Entries taken from a collection
********************

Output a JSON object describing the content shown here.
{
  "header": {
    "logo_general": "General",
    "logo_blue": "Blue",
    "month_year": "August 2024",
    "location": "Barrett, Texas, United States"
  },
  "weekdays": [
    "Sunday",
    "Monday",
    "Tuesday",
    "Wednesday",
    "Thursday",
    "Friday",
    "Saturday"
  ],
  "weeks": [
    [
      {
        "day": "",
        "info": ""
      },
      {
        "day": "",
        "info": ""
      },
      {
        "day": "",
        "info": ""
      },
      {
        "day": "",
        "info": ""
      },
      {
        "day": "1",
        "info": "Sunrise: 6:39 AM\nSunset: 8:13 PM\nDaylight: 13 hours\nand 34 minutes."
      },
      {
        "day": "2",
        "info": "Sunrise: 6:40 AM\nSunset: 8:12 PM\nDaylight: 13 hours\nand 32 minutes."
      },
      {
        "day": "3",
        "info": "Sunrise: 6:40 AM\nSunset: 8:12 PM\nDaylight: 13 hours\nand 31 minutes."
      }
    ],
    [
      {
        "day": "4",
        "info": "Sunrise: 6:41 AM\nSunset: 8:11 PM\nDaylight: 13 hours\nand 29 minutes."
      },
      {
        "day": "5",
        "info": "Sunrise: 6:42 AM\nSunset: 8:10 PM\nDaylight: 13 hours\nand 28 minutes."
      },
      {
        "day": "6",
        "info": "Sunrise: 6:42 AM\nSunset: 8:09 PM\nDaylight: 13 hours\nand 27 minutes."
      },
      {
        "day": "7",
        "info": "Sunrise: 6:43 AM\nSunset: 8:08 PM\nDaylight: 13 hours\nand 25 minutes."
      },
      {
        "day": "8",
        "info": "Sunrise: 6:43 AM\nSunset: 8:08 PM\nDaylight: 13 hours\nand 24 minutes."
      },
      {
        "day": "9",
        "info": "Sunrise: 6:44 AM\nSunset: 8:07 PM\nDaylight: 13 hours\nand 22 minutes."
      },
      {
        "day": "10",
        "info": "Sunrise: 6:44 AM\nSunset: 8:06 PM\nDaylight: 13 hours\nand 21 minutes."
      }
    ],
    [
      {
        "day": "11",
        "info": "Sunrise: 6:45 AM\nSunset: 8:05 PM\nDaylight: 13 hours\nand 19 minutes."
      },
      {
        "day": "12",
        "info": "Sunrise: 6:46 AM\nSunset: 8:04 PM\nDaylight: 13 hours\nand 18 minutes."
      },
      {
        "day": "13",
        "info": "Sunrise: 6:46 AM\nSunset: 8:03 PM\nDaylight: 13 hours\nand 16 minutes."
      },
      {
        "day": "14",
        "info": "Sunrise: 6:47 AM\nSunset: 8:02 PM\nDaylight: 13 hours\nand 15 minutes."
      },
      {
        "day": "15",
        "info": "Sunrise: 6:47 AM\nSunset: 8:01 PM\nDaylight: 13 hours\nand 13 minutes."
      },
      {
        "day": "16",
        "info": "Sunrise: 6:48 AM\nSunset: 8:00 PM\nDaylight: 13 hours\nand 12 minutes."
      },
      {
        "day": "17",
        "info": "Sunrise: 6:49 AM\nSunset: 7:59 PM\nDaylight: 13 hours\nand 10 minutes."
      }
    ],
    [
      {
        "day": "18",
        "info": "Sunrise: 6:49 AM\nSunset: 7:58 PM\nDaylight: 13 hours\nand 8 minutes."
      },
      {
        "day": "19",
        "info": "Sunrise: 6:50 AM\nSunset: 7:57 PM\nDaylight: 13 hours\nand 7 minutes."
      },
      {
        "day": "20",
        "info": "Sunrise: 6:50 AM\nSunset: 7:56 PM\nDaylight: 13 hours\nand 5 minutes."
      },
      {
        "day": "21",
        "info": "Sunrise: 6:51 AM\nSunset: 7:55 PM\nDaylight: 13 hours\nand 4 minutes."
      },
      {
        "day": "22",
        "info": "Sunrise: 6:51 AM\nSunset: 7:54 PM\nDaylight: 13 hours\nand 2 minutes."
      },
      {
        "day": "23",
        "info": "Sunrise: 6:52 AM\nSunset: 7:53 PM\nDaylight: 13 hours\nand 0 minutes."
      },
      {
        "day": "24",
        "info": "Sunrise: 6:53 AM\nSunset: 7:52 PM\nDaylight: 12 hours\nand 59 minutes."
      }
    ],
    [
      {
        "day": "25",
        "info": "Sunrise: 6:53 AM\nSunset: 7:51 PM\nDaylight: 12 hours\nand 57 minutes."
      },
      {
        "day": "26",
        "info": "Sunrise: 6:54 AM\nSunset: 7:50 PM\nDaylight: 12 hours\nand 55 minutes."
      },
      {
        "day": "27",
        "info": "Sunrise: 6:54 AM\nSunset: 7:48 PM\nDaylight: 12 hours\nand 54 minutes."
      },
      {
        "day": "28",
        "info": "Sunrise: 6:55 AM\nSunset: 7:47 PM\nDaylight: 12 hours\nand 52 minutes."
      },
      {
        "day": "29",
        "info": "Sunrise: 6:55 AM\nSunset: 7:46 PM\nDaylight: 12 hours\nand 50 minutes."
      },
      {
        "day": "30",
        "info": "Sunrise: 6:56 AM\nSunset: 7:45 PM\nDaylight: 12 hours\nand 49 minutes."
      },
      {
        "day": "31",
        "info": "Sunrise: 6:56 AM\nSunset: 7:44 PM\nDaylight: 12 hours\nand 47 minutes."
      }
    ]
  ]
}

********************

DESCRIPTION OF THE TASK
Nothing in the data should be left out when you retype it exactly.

SOLUTION FOR THIS EXERCISE
Output a JSON object describing the content shown here.
{
  "header": {
    "logo_general": "General",
    "logo_blue": "Blue",
    "month_year": "August 2024",
    "location": "Barrett, Texas, United States"
  },
  "weekdays": [
    "Sunday",
    "Monday",
    "Tuesday",
    "Wednesday",
    "Thursday",
    "Friday",
    "Saturday"
  ],
  "weeks": [
    [
      {
        "day": "",
        "info": ""
      },
      {
        "day": "",
        "info": ""
      },
      {
        "day": "",
        "info": ""
      },
      {
        "day": "",
        "info": ""
      },
      {
        "day": "1",
        "info": "Sunrise: 6:39 AM\nSunset: 8:13 PM\nDaylight: 13 hours\nand 34 minutes."
      },
      {
        "day": "2",
        "info": "Sunrise: 6:40 AM\nSunset: 8:12 PM\nDaylight: 13 hours\nand 32 minutes."
      },
      {
        "day": "3",
        "info": "Sunrise: 6:40 AM\nSunset: 8:12 PM\nDaylight: 13 hours\nand 31 minutes."
      }
    ],
    [
      {
        "day": "4",
        "info": "Sunrise: 6:41 AM\nSunset: 8:11 PM\nDaylight: 13 hours\nand 29 minutes."
      },
      {
        "day": "5",
        "info": "Sunrise: 6:42 AM\nSunset: 8:10 PM\nDaylight: 13 hours\nand 28 minutes."
      },
      {
        "day": "6",
        "info": "Sunrise: 6:42 AM\nSunset: 8:09 PM\nDaylight: 13 hours\nand 27 minutes."
      },
      {
        "day": "7",
        "info": "Sunrise: 6:43 AM\nSunset: 8:08 PM\nDaylight: 13 hours\nand 25 minutes."
      },
      {
        "day": "8",
        "info": "Sunrise: 6:43 AM\nSunset: 8:08 PM\nDaylight: 13 hours\nand 24 minutes."
      },
      {
        "day": "9",
        "info": "Sunrise: 6:44 AM\nSunset: 8:07 PM\nDaylight: 13 hours\nand 22 minutes."
      },
      {
        "day": "10",
        "info": "Sunrise: 6:44 AM\nSunset: 8:06 PM\nDaylight: 13 hours\nand 21 minutes."
      }
    ],
    [
      {
        "day": "11",
        "info": "Sunrise: 6:45 AM\nSunset: 8:05 PM\nDaylight: 13 hours\nand 19 minutes."
      },
      {
        "day": "12",
        "info": "Sunrise: 6:46 AM\nSunset: 8:04 PM\nDaylight: 13 hours\nand 18 minutes."
      },
      {
        "day": "13",
        "info": "Sunrise: 6:46 AM\nSunset: 8:03 PM\nDaylight: 13 hours\nand 16 minutes."
      },
      {
        "day": "14",
        "info": "Sunrise: 6:47 AM\nSunset: 8:02 PM\nDaylight: 13 hours\nand 15 minutes."
      },
      {
        "day": "15",
        "info": "Sunrise: 6:47 AM\nSunset: 8:01 PM\nDaylight: 13 hours\nand 13 minutes."
      },
      {
        "day": "16",
        "info": "Sunrise: 6:48 AM\nSunset: 8:00 PM\nDaylight: 13 hours\nand 12 minutes."
      },
      {
        "day": "17",
        "info": "Sunrise: 6:49 AM\nSunset: 7:59 PM\nDaylight: 13 hours\nand 10 minutes."
      }
    ],
    [
      {
        "day": "18",
        "info": "Sunrise: 6:49 AM\nSunset: 7:58 PM\nDaylight: 13 hours\nand 8 minutes."
      },
      {
        "day": "19",
        "info": "Sunrise: 6:50 AM\nSunset: 7:57 PM\nDaylight: 13 hours\nand 7 minutes."
      },
      {
        "day": "20",
        "info": "Sunrise: 6:50 AM\nSunset: 7:56 PM\nDaylight: 13 hours\nand 5 minutes."
      },
      {
        "day": "21",
        "info": "Sunrise: 6:51 AM\nSunset: 7:55 PM\nDaylight: 13 hours\nand 4 minutes."
      },
      {
        "day": "22",
        "info": "Sunrise: 6:51 AM\nSunset: 7:54 PM\nDaylight: 13 hours\nand 2 minutes."
      },
      {
        "day": "23",
        "info": "Sunrise: 6:52 AM\nSunset: 7:53 PM\nDaylight: 13 hours\nand 0 minutes."
      },
      {
        "day": "24",
        "info": "Sunrise: 6:53 AM\nSunset: 7:52 PM\nDaylight: 12 hours\nand 59 minutes."
      }
    ],
    [
      {
        "day": "25",
        "info": "Sunrise: 6:53 AM\nSunset: 7:51 PM\nDaylight: 12 hours\nand 57 minutes."
      },
      {
        "day": "26",
        "info": "Sunrise: 6:54 AM\nSunset: 7:50 PM\nDaylight: 12 hours\nand 55 minutes."
      },
      {
        "day": "27",
        "info": "Sunrise: 6:54 AM\nSunset: 7:48 PM\nDaylight: 12 hours\nand 54 minutes."
      },
      {
        "day": "28",
        "info": "Sunrise: 6:55 AM\nSunset: 7:47 PM\nDaylight: 12 hours\nand 52 minutes."
      },
      {
        "day": "29",
        "info": "Sunrise: 6:55 AM\nSunset: 7:46 PM\nDaylight: 12 hours\nand 50 minutes."
      },
      {
        "day": "30",
        "info": "Sunrise: 6:56 AM\nSunset: 7:45 PM\nDaylight: 12 hours\nand 49 minutes."
      },
      {
        "day": "31",
        "info": "Sunrise: 6:56 AM\nSunset: 7:44 PM\nDaylight: 12 hours\nand 47 minutes."
      }
    ]
  ]
}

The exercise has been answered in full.